Since the shooting occurred last December, the nation has been embroiled in debate over gun control. A large-scale campaign by President Obama and other Democrats led to the introduction of many gun control measures on federal and state levels. While the majority of the federal gun legislation failed, gun control proponents were able to score victories in key states. Colorado legislators surprised many when the gun-friendly state passed into law a package of strict gun control laws, prompting gun accessory manufacturers like Magpul to leave. Unlike Colorado, California has a long-standing reputation for tough gun control. Reuters reports that the timing of California’s recent gun bills are in response to the failures on a national level.
“The action is with the states,” said Steinberg. “In the absence of national policy, we feel that we have the responsibility to do something.”
Not all the state’s lawmakers feel the same way, and neither is the support for the bills strictly by party lines. On Wednesday the measures were largely opposed by Senate Republicans, but also several Democrats.
“Implied in [the right to own guns] is the right to buy the ammo to go with it,” said Senator Roderick Wright (D-Inglewood) after he voted against SB 53, which would require ammo buyers to pay a $50 fee to the Department of Justice along with undergoing a background check.
“We are criminalizing legal, historic behavior in the state of California and putting onerous burdens and regulations and requirements on law-abiding citizens,” said Senator Jim Nielsen (R-Gerber).
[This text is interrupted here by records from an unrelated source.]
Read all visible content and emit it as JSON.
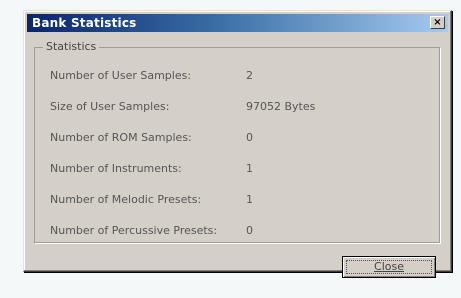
{
  "window": {
    "title": "Bank Statistics",
    "close_glyph": "×"
  },
  "group": {
    "label": "Statistics"
  },
  "stats": [
    {
      "label": "Number of User Samples:",
      "value": "2"
    },
    {
      "label": "Size of User Samples:",
      "value": "97052  Bytes"
    },
    {
      "label": "Number of ROM Samples:",
      "value": "0"
    },
    {
      "label": "Number of Instruments:",
      "value": "1"
    },
    {
      "label": "Number of Melodic Presets:",
      "value": "1"
    },
    {
      "label": "Number of Percussive Presets:",
      "value": "0"
    }
  ],
  "buttons": {
    "close_label": "Close"
  },
  "colors": {
    "titlebar_start": "#0a246a",
    "titlebar_end": "#a6caf0",
    "dialog_face": "#d4d0c8"
  }
}
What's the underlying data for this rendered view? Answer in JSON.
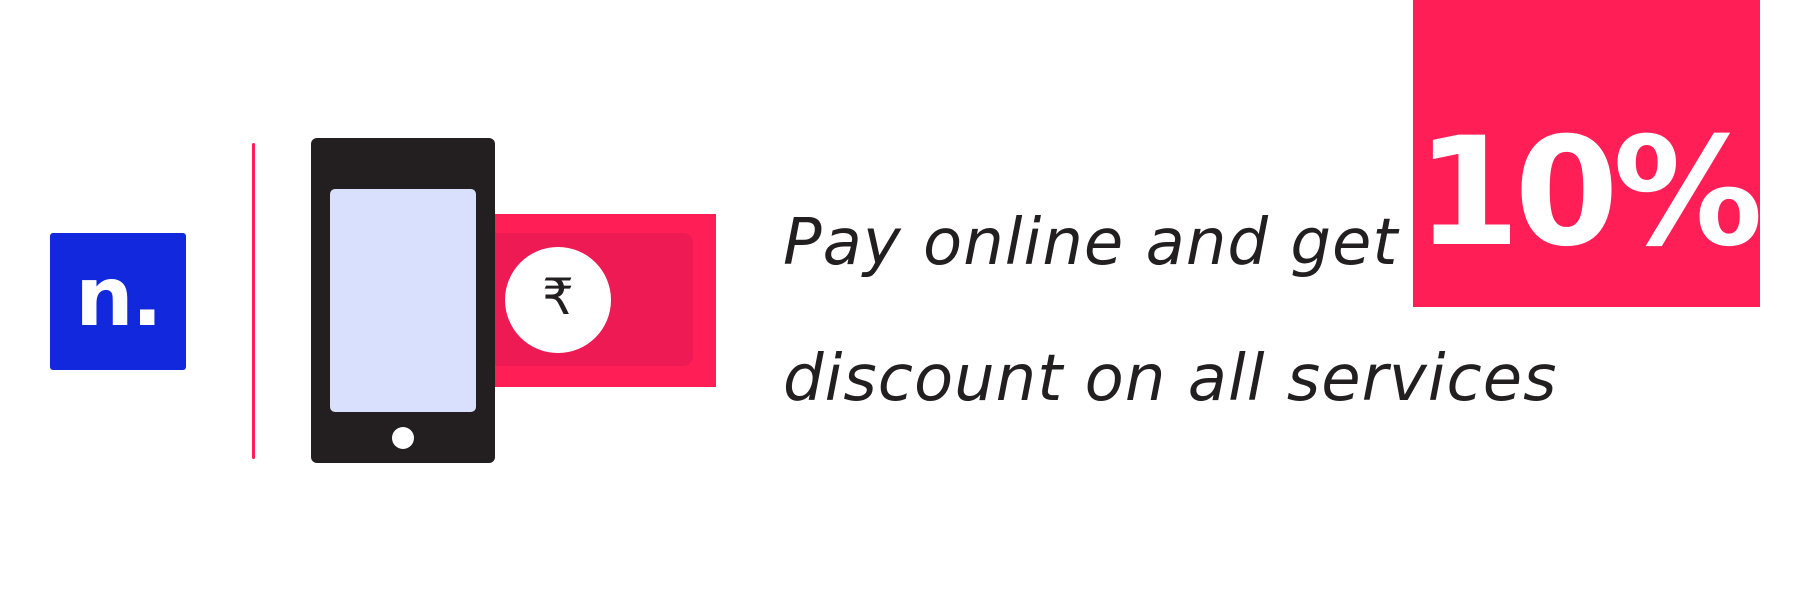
{
  "brand": {
    "logo_text": "n.",
    "color": "#1228dc"
  },
  "illustration": {
    "currency_symbol": "₹",
    "accent_color": "#ff1e56",
    "phone_color": "#231f20",
    "screen_color": "#d8e0fd",
    "icons": [
      "phone-icon",
      "banknote-icon",
      "rupee-icon"
    ]
  },
  "promo": {
    "line1": "Pay online and get",
    "line2": "discount on all services",
    "discount": "10%",
    "badge_color": "#ff1e56"
  }
}
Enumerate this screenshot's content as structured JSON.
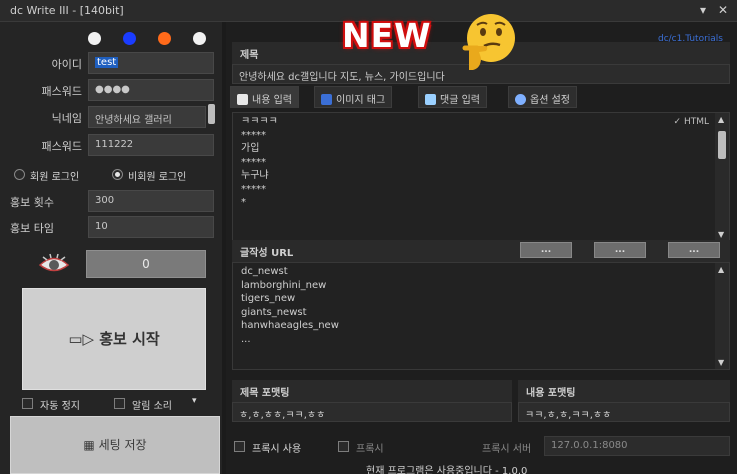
{
  "window": {
    "title": "dc Write III - [140bit]",
    "controls": [
      "▾",
      "✕"
    ]
  },
  "colors": {
    "dot1": "#f2f2f2",
    "dot2": "#1a3cff",
    "dot3": "#ff6a1a",
    "dot4": "#f2f2f2",
    "accent_link": "#3b6fd6",
    "new_badge": "#d01010"
  },
  "left": {
    "id_label": "아이디",
    "id_value": "test",
    "pw_label": "패스워드",
    "pw_value": "●●●●",
    "nick_label": "닉네임",
    "nick_value": "안녕하세요 갤러리",
    "pw2_label": "패스워드",
    "pw2_value": "111222",
    "radio_member": "회원 로그인",
    "radio_guest": "비회원 로그인",
    "count_label": "홍보 횟수",
    "count_value": "300",
    "delay_label": "홍보 타임",
    "delay_value": "10",
    "gray_button": "0",
    "start_button": "홍보 시작",
    "auto_stop": "자동 정지",
    "alarm": "알림 소리",
    "save_button": "세팅 저장"
  },
  "right": {
    "link_text": "dc/c1.Tutorials",
    "title_header": "제목",
    "title_value": "안녕하세요 dc갤입니다 지도, 뉴스, 가이드입니다",
    "tabs": [
      "내용 입력",
      "이미지 태그",
      "댓글 입력",
      "옵션 설정"
    ],
    "content_lines": [
      "ㅋㅋㅋㅋ",
      "*****",
      "가입",
      "*****",
      "누구냐",
      "*****",
      "*"
    ],
    "html_label": "✓ HTML",
    "url_header": "글작성 URL",
    "url_buttons": [
      "...",
      "...",
      "..."
    ],
    "url_lines": [
      "dc_newst",
      "lamborghini_new",
      "tigers_new",
      "giants_newst",
      "hanwhaeagles_new",
      "..."
    ],
    "title_sep_header": "제목 포맷팅",
    "title_sep_value": "ㅎ,ㅎ,ㅎㅎ,ㅋㅋ,ㅎㅎ",
    "content_sep_header": "내용 포맷팅",
    "content_sep_value": "ㅋㅋ,ㅎ,ㅎ,ㅋㅋ,ㅎㅎ",
    "proxy_use": "프록시 사용",
    "proxy_mode": "프록시",
    "proxy_addr_label": "프록시 서버",
    "proxy_addr_value": "127.0.0.1:8080",
    "footer": "현재 프로그램은 사용중입니다 - 1.0.0",
    "new_badge": "NEW"
  }
}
The bills are now headed to the Democrat-controlled Assembly for consideration.